Before the disaster that swept through the town of Joplin, the previous worst killed 116 people in Flint, Michigan, in 1953.
More deaths have resulted from outbreaks of multiple tornadoes. On April 27, a pack of twisters roared across six southern states, killing 314 people, more than two-thirds of them in Alabama.
Sunday’s tornado ripped through the heart of Joplin, a working-class city of 50,000 people, slamming into the St John’s Regional Medical Centre. The hospital confirmed that five of the dead were patients – all of them in critical condition before the tornado hit. A hospital visitor was also killed.
The tornado destroyed possibly “thousands” of homes, fire chief Mitch Randles said, and levelled hundreds of businesses.
President Barack Obama is to visit Missouri on Sunday to meet people whose lives have been turned upside down by the twister.
He vowed to make all federal resources available for efforts to recover and rebuild.

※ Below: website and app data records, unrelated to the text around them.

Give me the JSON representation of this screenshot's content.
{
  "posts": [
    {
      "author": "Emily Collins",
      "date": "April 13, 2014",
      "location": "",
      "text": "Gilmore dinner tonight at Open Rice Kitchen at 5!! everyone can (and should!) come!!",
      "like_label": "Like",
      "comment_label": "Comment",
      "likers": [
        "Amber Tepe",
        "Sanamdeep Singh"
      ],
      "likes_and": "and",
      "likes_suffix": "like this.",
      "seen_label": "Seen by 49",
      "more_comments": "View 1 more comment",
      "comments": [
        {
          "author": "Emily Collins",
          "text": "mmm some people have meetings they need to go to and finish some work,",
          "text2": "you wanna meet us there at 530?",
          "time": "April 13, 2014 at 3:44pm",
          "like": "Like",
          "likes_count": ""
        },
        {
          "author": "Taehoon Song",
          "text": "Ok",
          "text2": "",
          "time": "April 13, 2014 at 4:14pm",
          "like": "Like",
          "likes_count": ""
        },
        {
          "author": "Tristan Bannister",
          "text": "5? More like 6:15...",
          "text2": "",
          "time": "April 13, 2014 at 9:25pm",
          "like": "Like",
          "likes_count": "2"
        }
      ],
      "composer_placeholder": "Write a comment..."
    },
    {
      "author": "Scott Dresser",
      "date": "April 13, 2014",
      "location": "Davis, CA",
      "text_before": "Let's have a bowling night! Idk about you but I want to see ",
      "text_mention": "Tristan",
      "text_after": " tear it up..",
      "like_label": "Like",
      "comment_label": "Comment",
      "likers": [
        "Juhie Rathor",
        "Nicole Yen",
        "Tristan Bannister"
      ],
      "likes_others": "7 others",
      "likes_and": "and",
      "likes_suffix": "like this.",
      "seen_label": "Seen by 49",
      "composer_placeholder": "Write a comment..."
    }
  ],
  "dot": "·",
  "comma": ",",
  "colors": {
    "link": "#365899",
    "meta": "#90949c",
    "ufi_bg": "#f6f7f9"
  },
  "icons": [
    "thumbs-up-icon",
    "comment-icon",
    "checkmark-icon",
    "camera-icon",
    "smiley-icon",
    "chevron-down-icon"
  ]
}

“The American people are by your side,” he said. “We’re going to stay there until every home is repaired, until every neighbourhood is rebuilt, until every business is back on its feet.”